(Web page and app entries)
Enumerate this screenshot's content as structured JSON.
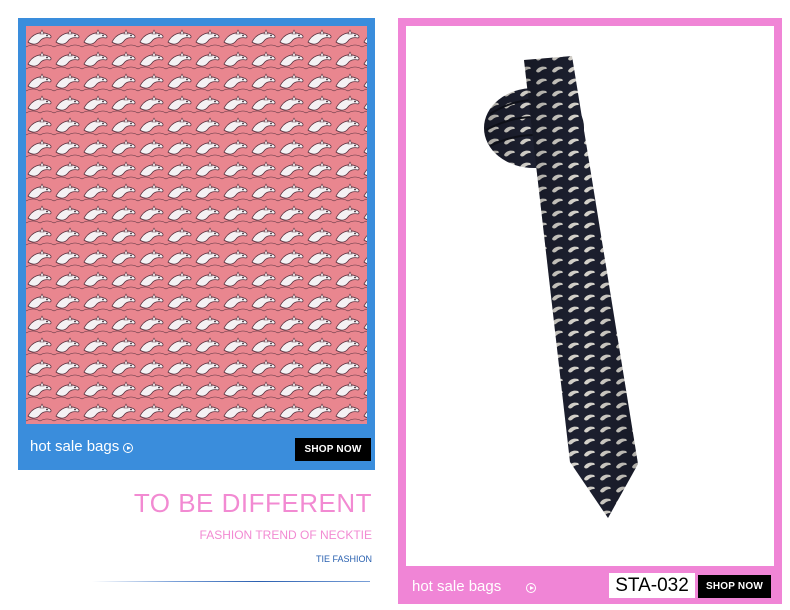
{
  "left_card": {
    "label": "hot sale bags",
    "button": "SHOP NOW",
    "accent": "#3a8ddc"
  },
  "right_card": {
    "label": "hot sale bags",
    "button": "SHOP NOW",
    "sku": "STA-032",
    "accent": "#f085d6"
  },
  "promo": {
    "headline": "TO BE DIFFERENT",
    "subhead": "FASHION TREND OF NECKTIE",
    "tagline": "TIE FASHION"
  },
  "icons": {
    "arrow": "circle-arrow-right-icon"
  }
}
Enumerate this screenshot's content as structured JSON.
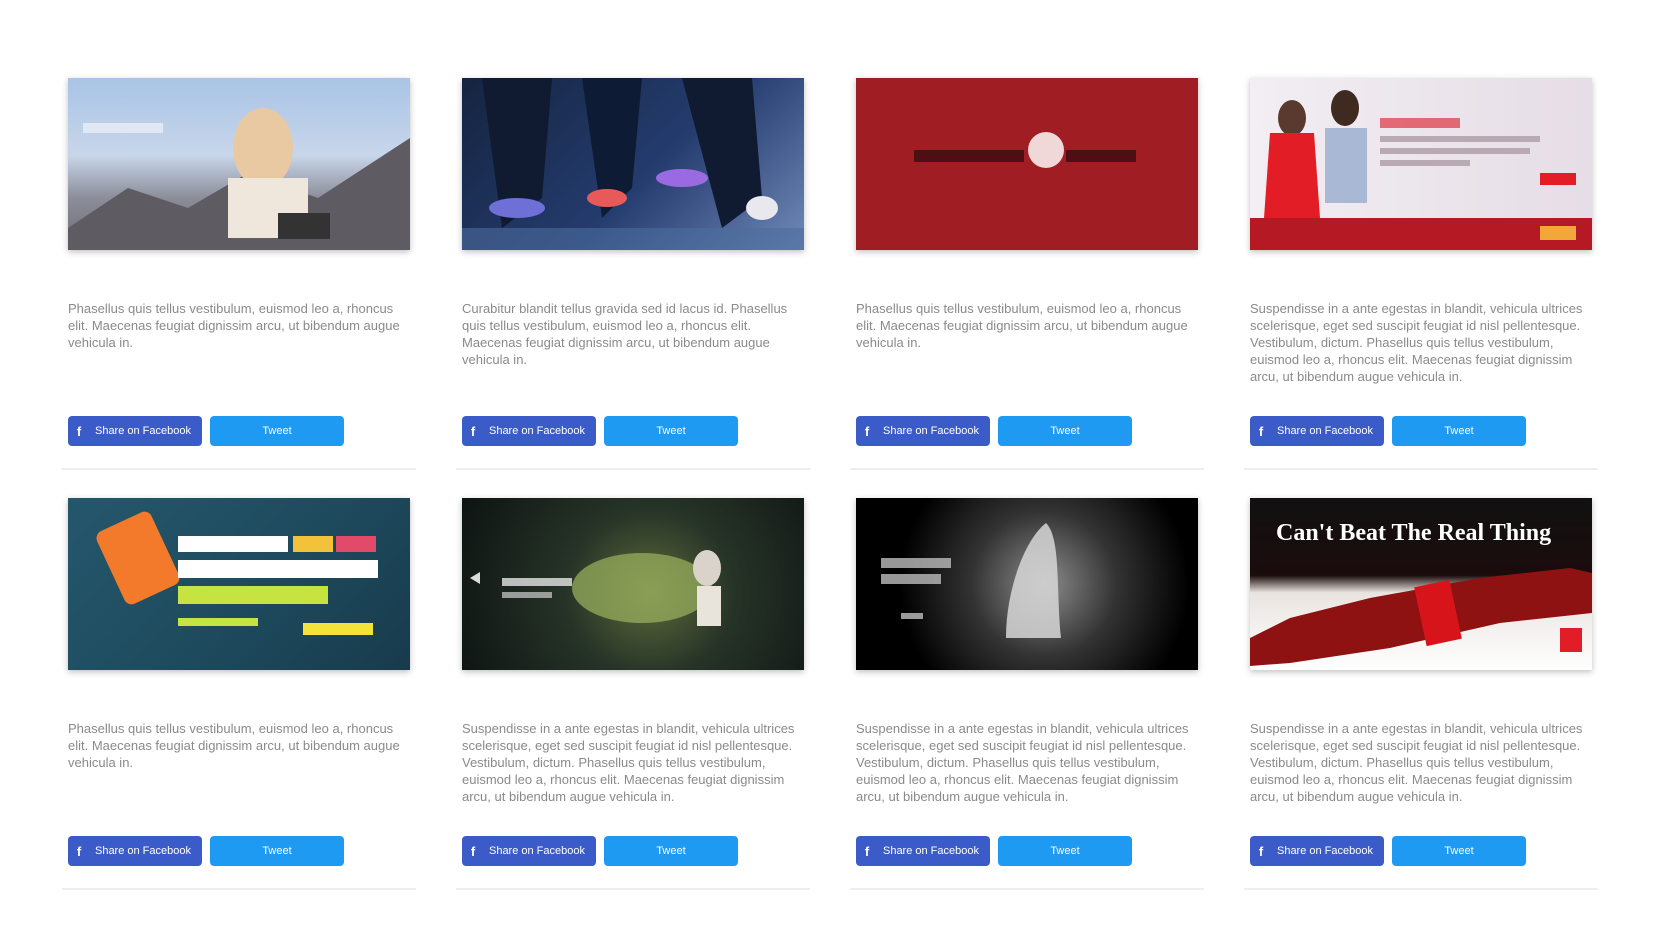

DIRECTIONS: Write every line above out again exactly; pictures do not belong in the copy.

WORKED SOLUTION:
Enumerate this screenshot's content as structured JSON.
{
  "left_card": {
    "label": "hot sale bags",
    "button": "SHOP NOW",
    "accent": "#3a8ddc"
  },
  "right_card": {
    "label": "hot sale bags",
    "button": "SHOP NOW",
    "sku": "STA-032",
    "accent": "#f085d6"
  },
  "promo": {
    "headline": "TO BE DIFFERENT",
    "subhead": "FASHION TREND OF NECKTIE",
    "tagline": "TIE FASHION"
  },
  "icons": {
    "arrow": "circle-arrow-right-icon"
  }
}
Enumerate this screenshot's content as structured JSON.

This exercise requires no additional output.